• _Exercise aim_: Type out all the records word for word. Any pictures are to be left out.

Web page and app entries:

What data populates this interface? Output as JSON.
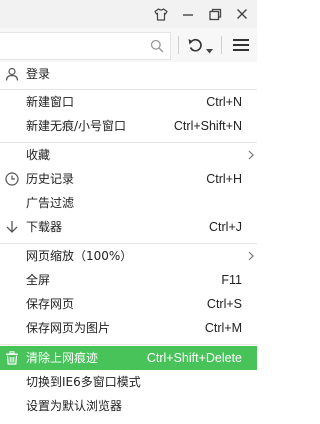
{
  "colors": {
    "highlight": "#47c35a",
    "titlebar": "#f2f2f2"
  },
  "titlebar": {
    "icons": [
      "shirt-skin-icon",
      "minimize-icon",
      "restore-icon",
      "close-icon"
    ]
  },
  "toolbar": {
    "icons": [
      "search-icon",
      "undo-icon",
      "dropdown-icon",
      "menu-icon"
    ]
  },
  "menu": {
    "login": {
      "label": "登录",
      "icon": "user-icon"
    },
    "new_window": {
      "label": "新建窗口",
      "shortcut": "Ctrl+N"
    },
    "new_incognito": {
      "label": "新建无痕/小号窗口",
      "shortcut": "Ctrl+Shift+N"
    },
    "favorites": {
      "label": "收藏"
    },
    "history": {
      "label": "历史记录",
      "shortcut": "Ctrl+H",
      "icon": "clock-icon"
    },
    "ad_filter": {
      "label": "广告过滤"
    },
    "downloads": {
      "label": "下载器",
      "shortcut": "Ctrl+J",
      "icon": "download-arrow-icon"
    },
    "zoom": {
      "label": "网页缩放（100%）"
    },
    "fullscreen": {
      "label": "全屏",
      "shortcut": "F11"
    },
    "save_page": {
      "label": "保存网页",
      "shortcut": "Ctrl+S"
    },
    "save_as_image": {
      "label": "保存网页为图片",
      "shortcut": "Ctrl+M"
    },
    "clear_traces": {
      "label": "清除上网痕迹",
      "shortcut": "Ctrl+Shift+Delete",
      "icon": "trash-icon"
    },
    "ie6_mode": {
      "label": "切换到IE6多窗口模式"
    },
    "default_browser": {
      "label": "设置为默认浏览器"
    }
  }
}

• _Output of the exercise_:
What data populates this interface? Output as JSON.
{
  "colors": {
    "highlight": "#47c35a",
    "titlebar": "#f2f2f2"
  },
  "titlebar": {
    "icons": [
      "shirt-skin-icon",
      "minimize-icon",
      "restore-icon",
      "close-icon"
    ]
  },
  "toolbar": {
    "icons": [
      "search-icon",
      "undo-icon",
      "dropdown-icon",
      "menu-icon"
    ]
  },
  "menu": {
    "login": {
      "label": "登录",
      "icon": "user-icon"
    },
    "new_window": {
      "label": "新建窗口",
      "shortcut": "Ctrl+N"
    },
    "new_incognito": {
      "label": "新建无痕/小号窗口",
      "shortcut": "Ctrl+Shift+N"
    },
    "favorites": {
      "label": "收藏"
    },
    "history": {
      "label": "历史记录",
      "shortcut": "Ctrl+H",
      "icon": "clock-icon"
    },
    "ad_filter": {
      "label": "广告过滤"
    },
    "downloads": {
      "label": "下载器",
      "shortcut": "Ctrl+J",
      "icon": "download-arrow-icon"
    },
    "zoom": {
      "label": "网页缩放（100%）"
    },
    "fullscreen": {
      "label": "全屏",
      "shortcut": "F11"
    },
    "save_page": {
      "label": "保存网页",
      "shortcut": "Ctrl+S"
    },
    "save_as_image": {
      "label": "保存网页为图片",
      "shortcut": "Ctrl+M"
    },
    "clear_traces": {
      "label": "清除上网痕迹",
      "shortcut": "Ctrl+Shift+Delete",
      "icon": "trash-icon"
    },
    "ie6_mode": {
      "label": "切换到IE6多窗口模式"
    },
    "default_browser": {
      "label": "设置为默认浏览器"
    }
  }
}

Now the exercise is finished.